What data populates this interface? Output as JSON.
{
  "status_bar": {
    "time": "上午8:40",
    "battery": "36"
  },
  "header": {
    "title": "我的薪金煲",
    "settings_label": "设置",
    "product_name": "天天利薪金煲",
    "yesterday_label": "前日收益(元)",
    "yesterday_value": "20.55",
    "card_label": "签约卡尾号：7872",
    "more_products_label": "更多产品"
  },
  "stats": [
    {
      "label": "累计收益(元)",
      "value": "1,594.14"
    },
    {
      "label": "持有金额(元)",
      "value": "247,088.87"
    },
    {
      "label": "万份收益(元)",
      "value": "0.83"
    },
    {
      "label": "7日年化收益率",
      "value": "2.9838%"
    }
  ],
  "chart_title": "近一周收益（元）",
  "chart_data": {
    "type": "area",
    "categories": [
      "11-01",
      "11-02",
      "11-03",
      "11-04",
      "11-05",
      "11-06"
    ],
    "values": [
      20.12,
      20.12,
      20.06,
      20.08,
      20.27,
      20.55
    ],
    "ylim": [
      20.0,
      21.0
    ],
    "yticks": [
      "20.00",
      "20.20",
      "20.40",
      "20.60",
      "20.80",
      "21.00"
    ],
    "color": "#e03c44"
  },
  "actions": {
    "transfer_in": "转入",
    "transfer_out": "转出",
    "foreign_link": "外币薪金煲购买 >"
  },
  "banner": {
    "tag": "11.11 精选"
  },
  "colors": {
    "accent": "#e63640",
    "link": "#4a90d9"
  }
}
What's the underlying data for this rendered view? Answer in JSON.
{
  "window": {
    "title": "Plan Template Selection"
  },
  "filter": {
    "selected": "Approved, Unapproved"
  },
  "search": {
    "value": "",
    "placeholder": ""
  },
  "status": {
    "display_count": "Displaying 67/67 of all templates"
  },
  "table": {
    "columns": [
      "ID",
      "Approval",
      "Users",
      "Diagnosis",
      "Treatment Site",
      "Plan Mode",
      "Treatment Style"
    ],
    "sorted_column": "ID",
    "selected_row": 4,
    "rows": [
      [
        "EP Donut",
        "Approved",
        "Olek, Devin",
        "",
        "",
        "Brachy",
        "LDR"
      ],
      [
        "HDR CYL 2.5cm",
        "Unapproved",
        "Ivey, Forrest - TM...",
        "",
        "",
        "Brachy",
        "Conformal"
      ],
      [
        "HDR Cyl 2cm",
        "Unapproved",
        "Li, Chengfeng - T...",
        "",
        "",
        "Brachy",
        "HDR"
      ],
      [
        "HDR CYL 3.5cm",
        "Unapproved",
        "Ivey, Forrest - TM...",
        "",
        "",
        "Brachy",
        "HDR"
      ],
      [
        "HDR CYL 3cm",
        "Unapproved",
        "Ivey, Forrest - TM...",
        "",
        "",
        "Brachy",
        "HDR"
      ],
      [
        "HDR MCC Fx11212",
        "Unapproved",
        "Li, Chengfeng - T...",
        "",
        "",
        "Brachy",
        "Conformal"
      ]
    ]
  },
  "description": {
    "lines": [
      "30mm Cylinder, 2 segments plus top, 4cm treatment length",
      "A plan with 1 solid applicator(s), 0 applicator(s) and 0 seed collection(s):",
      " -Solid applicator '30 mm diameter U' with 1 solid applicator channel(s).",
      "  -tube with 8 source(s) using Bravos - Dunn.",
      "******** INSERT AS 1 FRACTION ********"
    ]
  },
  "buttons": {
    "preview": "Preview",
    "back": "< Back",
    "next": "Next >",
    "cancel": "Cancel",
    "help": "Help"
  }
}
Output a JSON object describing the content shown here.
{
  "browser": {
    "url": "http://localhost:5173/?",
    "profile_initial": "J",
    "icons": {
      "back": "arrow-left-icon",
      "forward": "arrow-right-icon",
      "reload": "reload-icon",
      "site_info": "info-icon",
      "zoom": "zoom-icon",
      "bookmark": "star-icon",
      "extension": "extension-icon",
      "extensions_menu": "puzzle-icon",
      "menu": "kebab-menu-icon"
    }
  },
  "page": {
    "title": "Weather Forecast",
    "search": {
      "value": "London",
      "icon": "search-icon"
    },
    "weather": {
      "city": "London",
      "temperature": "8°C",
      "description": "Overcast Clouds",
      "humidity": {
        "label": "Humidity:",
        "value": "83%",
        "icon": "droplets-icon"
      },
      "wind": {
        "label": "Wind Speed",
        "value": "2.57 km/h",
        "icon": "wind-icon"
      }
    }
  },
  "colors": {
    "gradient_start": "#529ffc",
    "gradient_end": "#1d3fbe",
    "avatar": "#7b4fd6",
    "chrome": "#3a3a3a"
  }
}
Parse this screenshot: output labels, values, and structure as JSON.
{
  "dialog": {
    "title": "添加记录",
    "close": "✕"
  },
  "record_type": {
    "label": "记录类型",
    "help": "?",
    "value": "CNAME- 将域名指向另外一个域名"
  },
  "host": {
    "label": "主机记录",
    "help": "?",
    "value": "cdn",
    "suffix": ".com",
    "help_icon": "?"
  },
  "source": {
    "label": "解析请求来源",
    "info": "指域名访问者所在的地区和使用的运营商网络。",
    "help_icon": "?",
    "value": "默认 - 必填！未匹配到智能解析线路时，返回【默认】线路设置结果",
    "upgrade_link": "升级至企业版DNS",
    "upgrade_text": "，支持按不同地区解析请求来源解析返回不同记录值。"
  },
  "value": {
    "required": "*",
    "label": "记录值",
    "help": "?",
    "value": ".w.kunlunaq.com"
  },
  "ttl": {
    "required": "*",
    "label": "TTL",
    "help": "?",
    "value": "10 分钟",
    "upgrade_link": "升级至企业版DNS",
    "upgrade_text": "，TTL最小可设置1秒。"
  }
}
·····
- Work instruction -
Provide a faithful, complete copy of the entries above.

- Output below -
What data populates this interface? Output as JSON.
{
  "status_bar": {
    "time": "上午8:40",
    "battery": "36"
  },
  "header": {
    "title": "我的薪金煲",
    "settings_label": "设置",
    "product_name": "天天利薪金煲",
    "yesterday_label": "前日收益(元)",
    "yesterday_value": "20.55",
    "card_label": "签约卡尾号：7872",
    "more_products_label": "更多产品"
  },
  "stats": [
    {
      "label": "累计收益(元)",
      "value": "1,594.14"
    },
    {
      "label": "持有金额(元)",
      "value": "247,088.87"
    },
    {
      "label": "万份收益(元)",
      "value": "0.83"
    },
    {
      "label": "7日年化收益率",
      "value": "2.9838%"
    }
  ],
  "chart_title": "近一周收益（元）",
  "chart_data": {
    "type": "area",
    "categories": [
      "11-01",
      "11-02",
      "11-03",
      "11-04",
      "11-05",
      "11-06"
    ],
    "values": [
      20.12,
      20.12,
      20.06,
      20.08,
      20.27,
      20.55
    ],
    "ylim": [
      20.0,
      21.0
    ],
    "yticks": [
      "20.00",
      "20.20",
      "20.40",
      "20.60",
      "20.80",
      "21.00"
    ],
    "color": "#e03c44"
  },
  "actions": {
    "transfer_in": "转入",
    "transfer_out": "转出",
    "foreign_link": "外币薪金煲购买 >"
  },
  "banner": {
    "tag": "11.11 精选"
  },
  "colors": {
    "accent": "#e63640",
    "link": "#4a90d9"
  }
}
What's the underlying data for this rendered view? Answer in JSON.
{
  "window": {
    "title": "Plan Template Selection"
  },
  "filter": {
    "selected": "Approved, Unapproved"
  },
  "search": {
    "value": "",
    "placeholder": ""
  },
  "status": {
    "display_count": "Displaying 67/67 of all templates"
  },
  "table": {
    "columns": [
      "ID",
      "Approval",
      "Users",
      "Diagnosis",
      "Treatment Site",
      "Plan Mode",
      "Treatment Style"
    ],
    "sorted_column": "ID",
    "selected_row": 4,
    "rows": [
      [
        "EP Donut",
        "Approved",
        "Olek, Devin",
        "",
        "",
        "Brachy",
        "LDR"
      ],
      [
        "HDR CYL 2.5cm",
        "Unapproved",
        "Ivey, Forrest - TM...",
        "",
        "",
        "Brachy",
        "Conformal"
      ],
      [
        "HDR Cyl 2cm",
        "Unapproved",
        "Li, Chengfeng - T...",
        "",
        "",
        "Brachy",
        "HDR"
      ],
      [
        "HDR CYL 3.5cm",
        "Unapproved",
        "Ivey, Forrest - TM...",
        "",
        "",
        "Brachy",
        "HDR"
      ],
      [
        "HDR CYL 3cm",
        "Unapproved",
        "Ivey, Forrest - TM...",
        "",
        "",
        "Brachy",
        "HDR"
      ],
      [
        "HDR MCC Fx11212",
        "Unapproved",
        "Li, Chengfeng - T...",
        "",
        "",
        "Brachy",
        "Conformal"
      ]
    ]
  },
  "description": {
    "lines": [
      "30mm Cylinder, 2 segments plus top, 4cm treatment length",
      "A plan with 1 solid applicator(s), 0 applicator(s) and 0 seed collection(s):",
      " -Solid applicator '30 mm diameter U' with 1 solid applicator channel(s).",
      "  -tube with 8 source(s) using Bravos - Dunn.",
      "******** INSERT AS 1 FRACTION ********"
    ]
  },
  "buttons": {
    "preview": "Preview",
    "back": "< Back",
    "next": "Next >",
    "cancel": "Cancel",
    "help": "Help"
  }
}
Output a JSON object describing the content shown here.
{
  "browser": {
    "url": "http://localhost:5173/?",
    "profile_initial": "J",
    "icons": {
      "back": "arrow-left-icon",
      "forward": "arrow-right-icon",
      "reload": "reload-icon",
      "site_info": "info-icon",
      "zoom": "zoom-icon",
      "bookmark": "star-icon",
      "extension": "extension-icon",
      "extensions_menu": "puzzle-icon",
      "menu": "kebab-menu-icon"
    }
  },
  "page": {
    "title": "Weather Forecast",
    "search": {
      "value": "London",
      "icon": "search-icon"
    },
    "weather": {
      "city": "London",
      "temperature": "8°C",
      "description": "Overcast Clouds",
      "humidity": {
        "label": "Humidity:",
        "value": "83%",
        "icon": "droplets-icon"
      },
      "wind": {
        "label": "Wind Speed",
        "value": "2.57 km/h",
        "icon": "wind-icon"
      }
    }
  },
  "colors": {
    "gradient_start": "#529ffc",
    "gradient_end": "#1d3fbe",
    "avatar": "#7b4fd6",
    "chrome": "#3a3a3a"
  }
}
Parse this screenshot: output labels, values, and structure as JSON.
{
  "dialog": {
    "title": "添加记录",
    "close": "✕"
  },
  "record_type": {
    "label": "记录类型",
    "help": "?",
    "value": "CNAME- 将域名指向另外一个域名"
  },
  "host": {
    "label": "主机记录",
    "help": "?",
    "value": "cdn",
    "suffix": ".com",
    "help_icon": "?"
  },
  "source": {
    "label": "解析请求来源",
    "info": "指域名访问者所在的地区和使用的运营商网络。",
    "help_icon": "?",
    "value": "默认 - 必填！未匹配到智能解析线路时，返回【默认】线路设置结果",
    "upgrade_link": "升级至企业版DNS",
    "upgrade_text": "，支持按不同地区解析请求来源解析返回不同记录值。"
  },
  "value": {
    "required": "*",
    "label": "记录值",
    "help": "?",
    "value": ".w.kunlunaq.com"
  },
  "ttl": {
    "required": "*",
    "label": "TTL",
    "help": "?",
    "value": "10 分钟",
    "upgrade_link": "升级至企业版DNS",
    "upgrade_text": "，TTL最小可设置1秒。"
  }
}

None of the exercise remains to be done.